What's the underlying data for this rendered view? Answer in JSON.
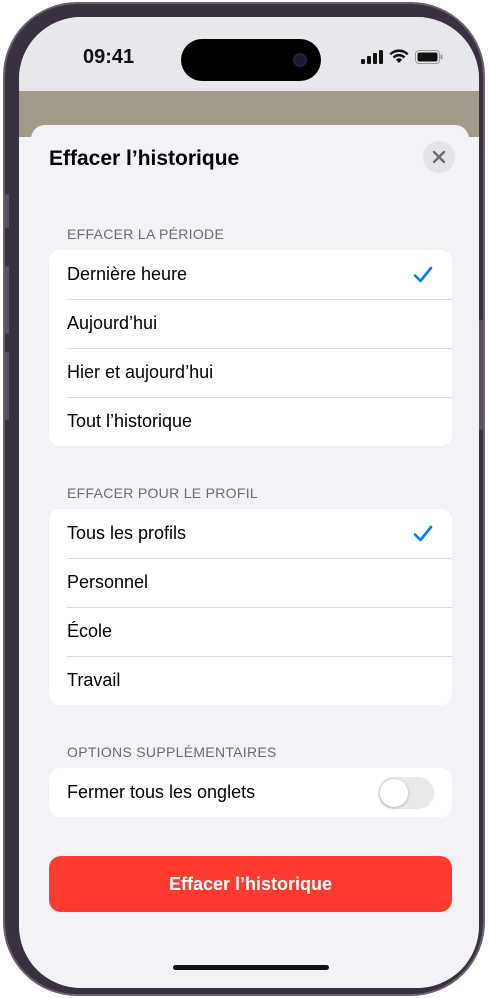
{
  "status_bar": {
    "time": "09:41"
  },
  "sheet": {
    "title": "Effacer l’historique",
    "sections": [
      {
        "header": "EFFACER LA PÉRIODE",
        "items": [
          {
            "label": "Dernière heure",
            "selected": true
          },
          {
            "label": "Aujourd’hui",
            "selected": false
          },
          {
            "label": "Hier et aujourd’hui",
            "selected": false
          },
          {
            "label": "Tout l’historique",
            "selected": false
          }
        ]
      },
      {
        "header": "EFFACER POUR LE PROFIL",
        "items": [
          {
            "label": "Tous les profils",
            "selected": true
          },
          {
            "label": "Personnel",
            "selected": false
          },
          {
            "label": "École",
            "selected": false
          },
          {
            "label": "Travail",
            "selected": false
          }
        ]
      },
      {
        "header": "OPTIONS SUPPLÉMENTAIRES",
        "items": [
          {
            "label": "Fermer tous les onglets",
            "toggle": false
          }
        ]
      }
    ],
    "primary_button": "Effacer l’historique"
  },
  "colors": {
    "accent": "#007aff",
    "destructive": "#ff3b30",
    "background": "#f2f2f7"
  }
}
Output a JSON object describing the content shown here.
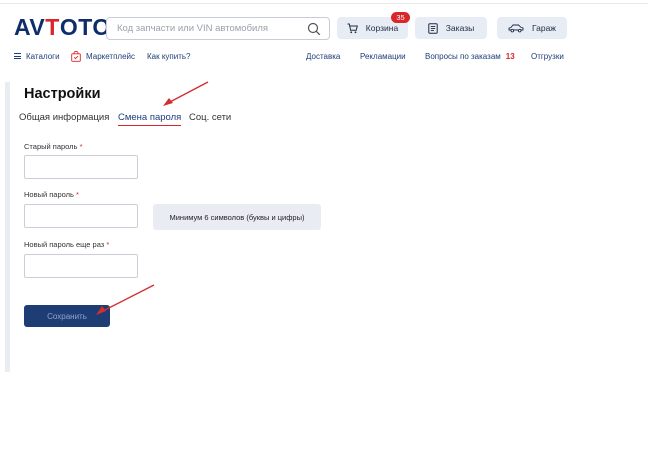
{
  "header": {
    "logo": {
      "part1": "AV",
      "part2": "T",
      "part3": "OTO"
    },
    "search": {
      "placeholder": "Код запчасти или VIN автомобиля",
      "value": ""
    },
    "cart": {
      "label": "Корзина",
      "count": "35"
    },
    "orders": {
      "label": "Заказы"
    },
    "garage": {
      "label": "Гараж"
    }
  },
  "nav": {
    "catalogs": "Каталоги",
    "marketplace": "Маркетплейс",
    "how_to_buy": "Как купить?",
    "delivery": "Доставка",
    "claims": "Рекламации",
    "order_questions": "Вопросы по заказам",
    "order_questions_count": "13",
    "shipments": "Отгрузки"
  },
  "page": {
    "title": "Настройки",
    "tabs": [
      {
        "label": "Общая информация",
        "active": false
      },
      {
        "label": "Смена пароля",
        "active": true
      },
      {
        "label": "Соц. сети",
        "active": false
      }
    ]
  },
  "form": {
    "old_password_label": "Старый пароль",
    "new_password_label": "Новый пароль",
    "repeat_password_label": "Новый пароль еще раз",
    "required_mark": "*",
    "hint": "Минимум 6 символов (буквы и цифры)",
    "save_label": "Сохранить"
  },
  "colors": {
    "brand_dark": "#0f2d6b",
    "brand_red": "#d8262a",
    "button_bg": "#1d3d74",
    "link": "#1d3f7a",
    "annotation_arrow": "#d32f2f"
  }
}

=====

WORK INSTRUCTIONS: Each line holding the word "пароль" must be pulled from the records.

RESULT OF THE TASK:
    "old_password_label": "Старый пароль",
    "new_password_label": "Новый пароль",
    "repeat_password_label": "Новый пароль еще раз",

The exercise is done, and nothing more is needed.